• @KyleKanos Origami would tell you how to make it, not why it folds the way it does. The solution clearly lies in analyzing what internal forces and stresses in the paper are created by the folds and bending, which is pretty squarely in physics territory. – Robert Mastragostino Apr 22 '14 at 19:54
• I think this is actually quite interesting, although it appears to be getting a lot of close-votes to have it moved to MathematicsSE. My only objection is that MathematicsSE tends to let a lot of questions go unanswered, so the question might not get the attention it deserves at MathSE versus at PhysicsSE (although admittedly this is more of a math than a physics thing). – DumpsterDoofus Apr 22 '14 at 20:36
• @DumpsterDoofus I agree they tend to leave questions unanswered, but this is clearly about manifolds, shapes, etc. So it still should be migrated – Jim Apr 22 '14 at 23:45
• @Jim: Agreed, voting to move. – DumpsterDoofus Apr 22 '14 at 23:53

Here is a very quick explanation. I'm sure the situation is analyzed in much more depth in the references in MvG's answer.

By pleating you have reduced the distance $r$ from the center of the disk to the circumference, but the length of the circumference $c$ has remained the same. There isn't room for the length $c$ of paper along the boundary to fit in the $2\pi r < c$ amount of space a flat disk would have, so it has to buckle.

In fact your shape is analogous to a disk in hyperbolic geometry, whose circumference is greater than $2\pi r$, and so it curls up when embedded in Euclidean space. The same thing happens in nature in leaves, jellyfish tentacles, and dried fruit.

If you had created pleats along radial lines instead, you'd have $c<2\pi r$ and the paper would form a cone, which is a rough approximation of spherical geometry.
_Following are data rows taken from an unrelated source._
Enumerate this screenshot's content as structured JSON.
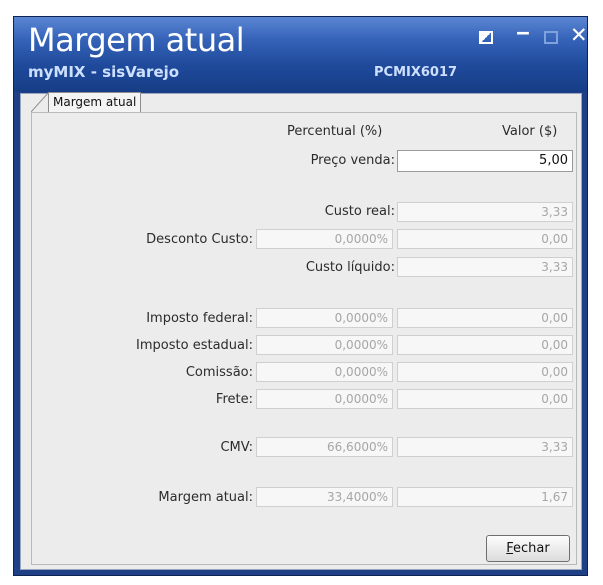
{
  "window": {
    "title": "Margem atual",
    "subtitle": "myMIX - sisVarejo",
    "code": "PCMIX6017"
  },
  "tab": {
    "label": "Margem atual"
  },
  "headers": {
    "percent": "Percentual (%)",
    "value": "Valor ($)"
  },
  "rows": {
    "preco_venda": {
      "label": "Preço venda:",
      "value": "5,00"
    },
    "custo_real": {
      "label": "Custo real:",
      "value": "3,33"
    },
    "desconto_custo": {
      "label": "Desconto Custo:",
      "percent": "0,0000%",
      "value": "0,00"
    },
    "custo_liquido": {
      "label": "Custo líquido:",
      "value": "3,33"
    },
    "imposto_federal": {
      "label": "Imposto federal:",
      "percent": "0,0000%",
      "value": "0,00"
    },
    "imposto_estadual": {
      "label": "Imposto estadual:",
      "percent": "0,0000%",
      "value": "0,00"
    },
    "comissao": {
      "label": "Comissão:",
      "percent": "0,0000%",
      "value": "0,00"
    },
    "frete": {
      "label": "Frete:",
      "percent": "0,0000%",
      "value": "0,00"
    },
    "cmv": {
      "label": "CMV:",
      "percent": "66,6000%",
      "value": "3,33"
    },
    "margem_atual": {
      "label": "Margem atual:",
      "percent": "33,4000%",
      "value": "1,67"
    }
  },
  "buttons": {
    "close_label": "Fechar"
  },
  "icons": {
    "restore": "restore-icon",
    "minimize": "minimize-icon",
    "maximize": "maximize-icon",
    "close": "close-icon"
  },
  "colors": {
    "titlebar": "#1f4a9b",
    "window_border": "#1f3f86",
    "client_bg": "#ececec"
  }
}
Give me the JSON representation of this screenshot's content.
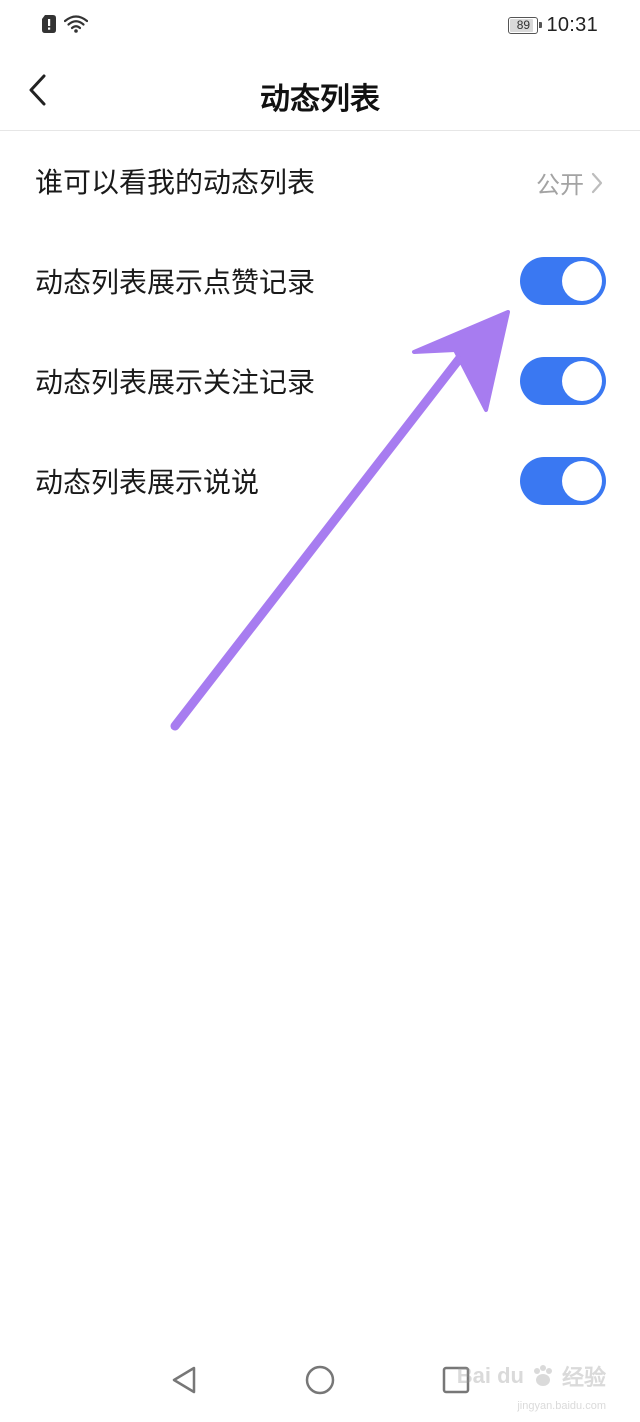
{
  "status_bar": {
    "battery_level": "89",
    "battery_fraction": 0.89,
    "time": "10:31",
    "icons": [
      "sim-alert-icon",
      "wifi-icon",
      "battery-icon"
    ]
  },
  "header": {
    "title": "动态列表",
    "back_icon": "chevron-left-icon"
  },
  "settings": {
    "visibility": {
      "label": "谁可以看我的动态列表",
      "value": "公开"
    },
    "toggles": [
      {
        "label": "动态列表展示点赞记录",
        "on": true
      },
      {
        "label": "动态列表展示关注记录",
        "on": true
      },
      {
        "label": "动态列表展示说说",
        "on": true
      }
    ]
  },
  "system_nav": {
    "icons": [
      "triangle-back-icon",
      "circle-home-icon",
      "square-recent-icon"
    ]
  },
  "colors": {
    "toggle_on": "#3a78f2",
    "annotation_arrow": "#a77cf0",
    "secondary_text": "#a3a3a3"
  },
  "watermark": {
    "logo": "Bai du",
    "suffix": "经验",
    "url": "jingyan.baidu.com"
  }
}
• Thanks a lot Rahul. In lettuce you have many curls.why are there only two in this case? – Arthur Mamou-Mani Apr 24 '14 at 7:09
• I don't have an conclusive answer, but I can think of two reasons: (1) Paper is a much stiffer material, so it tries to minimize the amount of deformation. A two-curl saddle is the "lowest-frequency" mode for a disk to bend out of the plane. (2) Lettuce probably has much more excess material, that is, $c \gg 2\pi r$, so it needs more than two curls. See also: crochet models of hyperbolic space. – Rahul Apr 24 '14 at 18:08

You might want to look at (Non)Existence of Pleated Folds: How Paper Folds Between Creases by Demaine, Demaine, Hart, Price and Tachi from 2011. It analyses several aspects of the objects you are asking about. In particular (and for lack of time just judging from the first few pages), it claims that the version made from concentric rectangles cannot actually exist in a strict mathematical way, at least not with only the intentional creases. Additional slight creases are needed to make this work. A round version apparently would fold without creases, so your photo looks like it might agree with mathematical models of paper folding.

The authors of that paper are also good pointers for further information. Erik Demaine in particular hosts a page on Hyperbolic Paraboloids and also wrote a paper on Curved Crease Origami. I haven't researched the others as thoroughly.